### [Data provided]
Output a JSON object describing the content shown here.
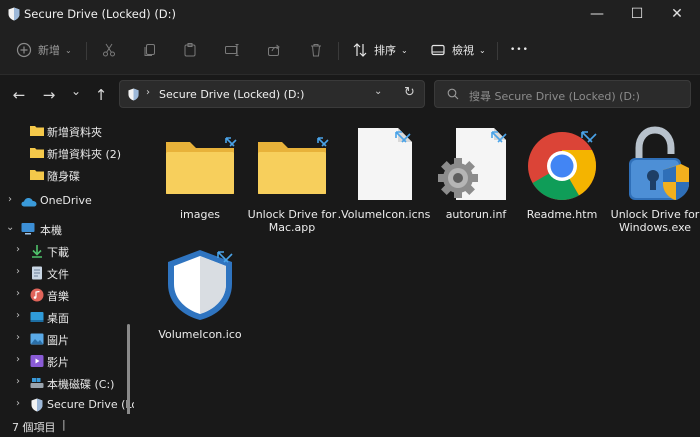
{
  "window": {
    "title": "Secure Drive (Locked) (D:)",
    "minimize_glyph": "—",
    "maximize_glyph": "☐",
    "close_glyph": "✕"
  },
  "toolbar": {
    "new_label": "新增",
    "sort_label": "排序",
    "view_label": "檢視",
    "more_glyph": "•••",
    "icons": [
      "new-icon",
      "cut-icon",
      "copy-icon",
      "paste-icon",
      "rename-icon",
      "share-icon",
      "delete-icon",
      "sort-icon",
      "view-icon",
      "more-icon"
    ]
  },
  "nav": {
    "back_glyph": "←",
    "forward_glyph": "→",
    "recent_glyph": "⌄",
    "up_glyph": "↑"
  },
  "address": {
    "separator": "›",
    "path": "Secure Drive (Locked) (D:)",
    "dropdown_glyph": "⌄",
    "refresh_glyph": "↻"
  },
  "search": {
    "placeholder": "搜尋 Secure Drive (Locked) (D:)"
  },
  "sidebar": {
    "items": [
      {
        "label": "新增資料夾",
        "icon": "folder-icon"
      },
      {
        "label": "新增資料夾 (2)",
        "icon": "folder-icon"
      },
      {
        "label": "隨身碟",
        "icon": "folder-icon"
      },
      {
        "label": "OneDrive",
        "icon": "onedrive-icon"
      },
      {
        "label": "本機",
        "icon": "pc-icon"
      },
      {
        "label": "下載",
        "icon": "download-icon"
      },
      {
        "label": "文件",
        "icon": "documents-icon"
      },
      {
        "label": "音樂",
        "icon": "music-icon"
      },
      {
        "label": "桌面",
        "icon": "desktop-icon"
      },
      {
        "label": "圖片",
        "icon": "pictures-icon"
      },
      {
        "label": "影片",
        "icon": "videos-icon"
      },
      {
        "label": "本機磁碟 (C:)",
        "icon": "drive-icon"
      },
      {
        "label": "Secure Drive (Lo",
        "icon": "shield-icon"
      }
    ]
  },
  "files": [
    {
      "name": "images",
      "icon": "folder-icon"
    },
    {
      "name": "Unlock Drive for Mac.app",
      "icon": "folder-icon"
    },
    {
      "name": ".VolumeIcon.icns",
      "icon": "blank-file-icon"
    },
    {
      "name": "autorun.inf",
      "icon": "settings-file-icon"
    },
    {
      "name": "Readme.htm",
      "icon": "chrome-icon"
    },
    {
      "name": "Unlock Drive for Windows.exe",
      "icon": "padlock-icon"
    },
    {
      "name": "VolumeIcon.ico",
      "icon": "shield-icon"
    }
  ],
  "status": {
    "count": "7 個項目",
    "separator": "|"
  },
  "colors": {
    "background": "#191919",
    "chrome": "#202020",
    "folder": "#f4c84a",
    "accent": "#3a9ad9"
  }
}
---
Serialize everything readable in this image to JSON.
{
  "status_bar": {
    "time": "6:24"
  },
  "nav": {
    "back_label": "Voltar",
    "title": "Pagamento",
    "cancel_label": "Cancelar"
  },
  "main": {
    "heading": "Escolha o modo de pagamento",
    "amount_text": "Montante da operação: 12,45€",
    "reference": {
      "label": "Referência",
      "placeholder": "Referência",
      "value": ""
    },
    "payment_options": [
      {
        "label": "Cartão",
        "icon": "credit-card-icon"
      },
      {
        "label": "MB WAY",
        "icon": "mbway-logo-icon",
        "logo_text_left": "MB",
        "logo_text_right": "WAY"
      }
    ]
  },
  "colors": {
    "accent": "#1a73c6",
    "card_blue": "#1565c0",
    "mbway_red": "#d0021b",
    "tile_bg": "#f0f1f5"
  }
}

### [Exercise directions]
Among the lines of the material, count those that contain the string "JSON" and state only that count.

### [Solved problem]
2